For such basic needs, any one from the three will do the job, as long as the hardware is supported.
Given that you need to use WiFi, if FreeBSD doesn't support your WiFi card, and you don't want to (or can't) replace it by a supported one, I'd skip FreeBSD. Relying on an external WiFi adapter on a laptop in 2021 is somewhat... frustrating, especially if you don't have a particular reason to run an OS that would require that. At least it would be to me.
You told about NetBSD lacking hardware support, but did you actually try it? What wasn't working? I have hardware that works with NetBSD but doesn't with FreeBSD, and the opposite too. It really depends.

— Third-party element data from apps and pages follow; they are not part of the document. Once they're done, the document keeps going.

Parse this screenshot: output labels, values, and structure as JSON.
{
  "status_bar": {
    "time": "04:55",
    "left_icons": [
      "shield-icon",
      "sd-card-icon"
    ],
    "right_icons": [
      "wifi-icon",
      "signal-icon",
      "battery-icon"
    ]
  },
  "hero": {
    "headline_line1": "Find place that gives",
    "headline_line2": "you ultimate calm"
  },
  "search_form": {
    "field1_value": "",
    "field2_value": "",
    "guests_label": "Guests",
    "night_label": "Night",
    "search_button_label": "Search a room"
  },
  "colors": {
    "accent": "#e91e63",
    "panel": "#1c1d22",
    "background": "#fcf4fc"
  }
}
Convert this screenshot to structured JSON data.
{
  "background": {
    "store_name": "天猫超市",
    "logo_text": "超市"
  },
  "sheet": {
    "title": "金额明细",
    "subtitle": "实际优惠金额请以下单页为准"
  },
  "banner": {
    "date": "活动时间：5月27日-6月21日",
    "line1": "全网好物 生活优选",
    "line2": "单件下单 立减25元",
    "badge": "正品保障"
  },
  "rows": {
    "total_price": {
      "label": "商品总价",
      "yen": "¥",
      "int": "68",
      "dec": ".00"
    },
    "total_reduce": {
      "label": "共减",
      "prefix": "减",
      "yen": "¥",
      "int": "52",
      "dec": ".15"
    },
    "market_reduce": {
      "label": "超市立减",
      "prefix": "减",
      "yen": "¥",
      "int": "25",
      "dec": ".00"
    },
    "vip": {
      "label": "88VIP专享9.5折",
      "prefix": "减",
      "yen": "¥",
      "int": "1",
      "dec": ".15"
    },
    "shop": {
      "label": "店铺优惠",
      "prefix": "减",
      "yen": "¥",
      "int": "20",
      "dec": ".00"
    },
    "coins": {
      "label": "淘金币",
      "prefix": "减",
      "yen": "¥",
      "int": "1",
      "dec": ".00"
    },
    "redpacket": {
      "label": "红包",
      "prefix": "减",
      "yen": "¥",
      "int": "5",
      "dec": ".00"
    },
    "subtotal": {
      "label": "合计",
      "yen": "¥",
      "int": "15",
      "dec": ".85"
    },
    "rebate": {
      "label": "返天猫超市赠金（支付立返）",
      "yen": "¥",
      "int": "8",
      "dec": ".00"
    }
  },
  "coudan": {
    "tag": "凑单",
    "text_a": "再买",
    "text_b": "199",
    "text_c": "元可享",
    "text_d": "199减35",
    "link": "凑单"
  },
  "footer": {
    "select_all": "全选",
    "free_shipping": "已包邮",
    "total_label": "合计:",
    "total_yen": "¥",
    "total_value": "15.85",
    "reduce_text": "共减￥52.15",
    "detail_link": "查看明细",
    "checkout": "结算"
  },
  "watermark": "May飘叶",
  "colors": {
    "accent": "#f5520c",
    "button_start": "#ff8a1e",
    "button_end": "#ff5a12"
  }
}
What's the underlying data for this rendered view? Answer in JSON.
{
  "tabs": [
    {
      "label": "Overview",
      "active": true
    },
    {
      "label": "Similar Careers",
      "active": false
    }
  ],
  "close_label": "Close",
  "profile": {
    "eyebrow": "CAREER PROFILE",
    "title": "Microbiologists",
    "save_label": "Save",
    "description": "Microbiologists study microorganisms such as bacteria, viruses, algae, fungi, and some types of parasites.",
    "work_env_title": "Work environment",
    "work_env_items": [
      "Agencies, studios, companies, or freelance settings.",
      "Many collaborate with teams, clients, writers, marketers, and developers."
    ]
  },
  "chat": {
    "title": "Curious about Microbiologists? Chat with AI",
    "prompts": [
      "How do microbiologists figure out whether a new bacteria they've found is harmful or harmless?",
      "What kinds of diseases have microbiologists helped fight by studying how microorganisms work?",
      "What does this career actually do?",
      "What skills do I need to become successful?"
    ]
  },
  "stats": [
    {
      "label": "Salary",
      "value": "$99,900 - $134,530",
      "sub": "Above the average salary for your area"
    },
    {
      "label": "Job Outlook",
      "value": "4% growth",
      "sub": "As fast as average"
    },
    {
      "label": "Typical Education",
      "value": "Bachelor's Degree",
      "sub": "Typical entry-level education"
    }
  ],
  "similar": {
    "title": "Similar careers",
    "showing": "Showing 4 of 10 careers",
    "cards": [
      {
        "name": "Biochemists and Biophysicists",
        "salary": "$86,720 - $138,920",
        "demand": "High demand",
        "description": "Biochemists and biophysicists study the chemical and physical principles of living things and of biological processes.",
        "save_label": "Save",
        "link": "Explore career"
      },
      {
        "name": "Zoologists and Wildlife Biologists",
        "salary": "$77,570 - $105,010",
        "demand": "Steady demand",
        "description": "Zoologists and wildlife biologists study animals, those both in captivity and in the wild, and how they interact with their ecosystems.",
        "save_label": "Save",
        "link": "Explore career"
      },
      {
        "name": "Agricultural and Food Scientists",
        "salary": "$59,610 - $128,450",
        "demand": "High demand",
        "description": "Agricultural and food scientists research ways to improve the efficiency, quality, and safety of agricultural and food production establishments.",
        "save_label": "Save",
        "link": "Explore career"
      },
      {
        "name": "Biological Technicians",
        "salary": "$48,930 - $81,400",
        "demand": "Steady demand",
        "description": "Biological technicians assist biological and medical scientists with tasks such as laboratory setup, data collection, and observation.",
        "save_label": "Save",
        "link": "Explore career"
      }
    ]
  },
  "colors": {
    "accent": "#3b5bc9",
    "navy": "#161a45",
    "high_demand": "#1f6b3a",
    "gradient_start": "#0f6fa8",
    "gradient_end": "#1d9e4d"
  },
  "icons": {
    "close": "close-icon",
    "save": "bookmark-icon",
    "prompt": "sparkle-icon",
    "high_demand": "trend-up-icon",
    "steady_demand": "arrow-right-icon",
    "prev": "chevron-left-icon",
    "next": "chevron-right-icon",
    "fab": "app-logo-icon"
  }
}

Anyway, I think in your case I'd go for OpenBSD. It's the easiest to get up and running, it's well documented, and it's a system that does feel a lot cohesive and integrated, more so than other BSDs in my opinion. The developers have strong guidelines and don't make compromises. As a result, it's also less flexible: you're expected to stick to the defaults as much as possible, there is much less software ported, no bluetooth, no journaling filesystems, etc.